Smoothing out a bumpy situation

Part 1: The nature and causes of razor bumps

(Photo courtesy of Dr. Crutchfield)
(Photo courtesy of Dr. Crutchfield)

Razor bumps are a real and common problem. Razor bumps look and feel like pimples, but they are really the result of ingrown hairs. The medical term for this condition is Pseuodofolliculitis Barbae (PFB). It can occur in both men and women.

Pseudofolliculitis barbae has been a vexing problem throughout history and can even interfere with occupations that require a clean-shaven face, such as military officers, peace officers and firefighters. Thankfully, this condition can be addressed by implementing appropriate treatments and techniques.

This is most often seen in persons with curly hair or hair that grows at an oblique angle to the skin. Sometimes, if curly hair is cut extremely close, it never even exits the skin. Instead it penetrates the sidewall of the follicle (known as transfollicular penetration), or it comes out of the follicle and pokes the skin (known as extrafollicular penetration). The results are the same: the keratin invades the skin, producing a brisk inflammatory reaction that causes itching and the formation of pustules.

advice 2.38advice.38

What causes razor bumps?

Hair grows inside tubes in the skin called “follicles.” When shaved, the tip of the hair is left with a sharp point. As curly hair grows, this sharp tip may curve back and pierce the skin. The medical term for this cause of PFB is “extra follicular penetration”

Razor bumps can also form when shaving too close to the skin causes the whiskers to be clipped off below the skin surface. This allows the hair to penetrate the side of the follicle instead of following its normal path to the skin’s surface. This can occur more often with curly hair. The medial term for this cause of PFB is “transfollicular penetration.” This type of PFB is also seen in women who “pluck” unwanted chin hairs.

The body treats all ingrown hairs just as it would a splinter or any other foreign object by producing an inflammatory pimple-like bump. Often, if the condition occurs over an extended period, the skin will respond by producing unsightly dark spots at the sites of the PFB bumps. Unfortunately, these dark spots can take many months to fade.

Since most African American men have curly, coarse hair and curved follicles, they frequently suffer from razor bumps. This is also true for people of Mediterranean descent. It should be noted that razor bumps can affect anyone who has curly hair, or who has hair follicles oriented at oblique angles to the skin surface, which makes it easier for the sharp hair tips to re-enter the skin.

The key to controlling PFB is to minimize hair re-entry back into the skin (and subsequent inflammation) by reducing the sharpness of the hair tip and leaving the hair at the appropriate length after shaving.
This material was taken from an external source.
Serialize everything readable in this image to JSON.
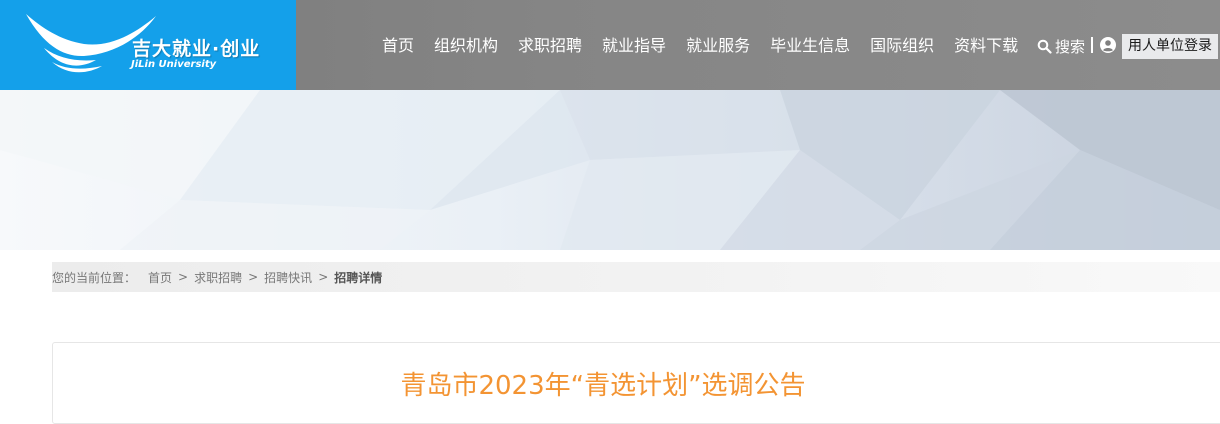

What to do about razor bumps

The best therapy is to avoid shaving and let the beard grow. However, this is not always a practical solution. If you do shave, a step-by-step preventive program is recommended.

It should be noted that if your doctor feels that your condition is extreme, you should let your beard grow out for several weeks before proceeding. As the hair lengthens, the shafts will act like miniature “springs” and eventually “pop free.” Your doctor may even prescribe a short course of antibiotic pills. Your doctor will tell you when to begin the anti-PFB shaving program.
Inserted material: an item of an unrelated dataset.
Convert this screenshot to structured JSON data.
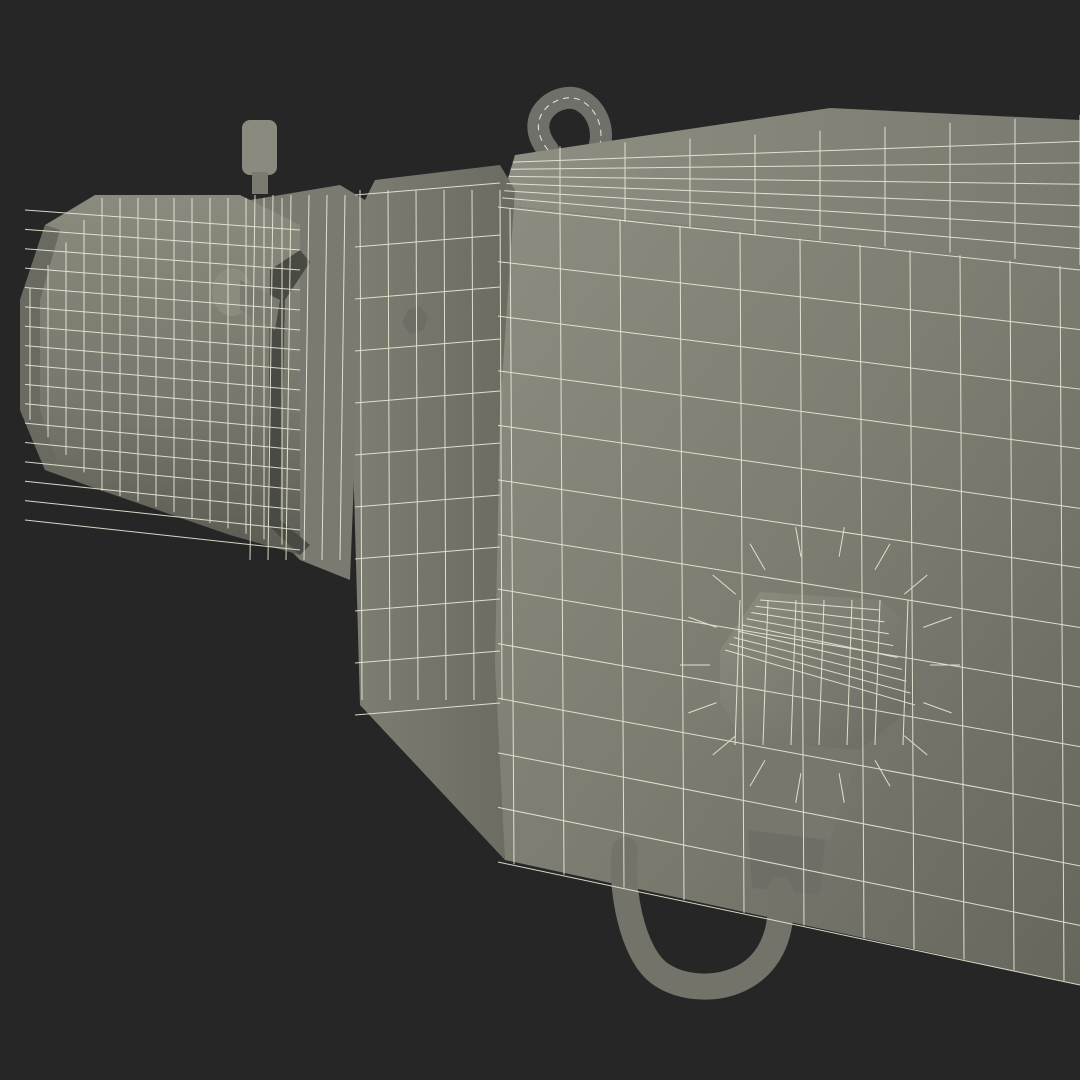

Next week: a step-by-step program for reducing or preventing razor bumps.

Charles E. Crutchfield III, MD is a board-certified dermatologist and Clinical Professor of Dermatology at the University of Minnesota Medical School. He also has a private practice in Eagan, MN. He has been selected as one of the top 10 dermatologists in the United States by Black Enterprise magazine and one of the top 21 African American physicians in the U.S. by the Atlanta Post. Dr. Crutchfield is an active member of the Minnesota Association of Black Physicians,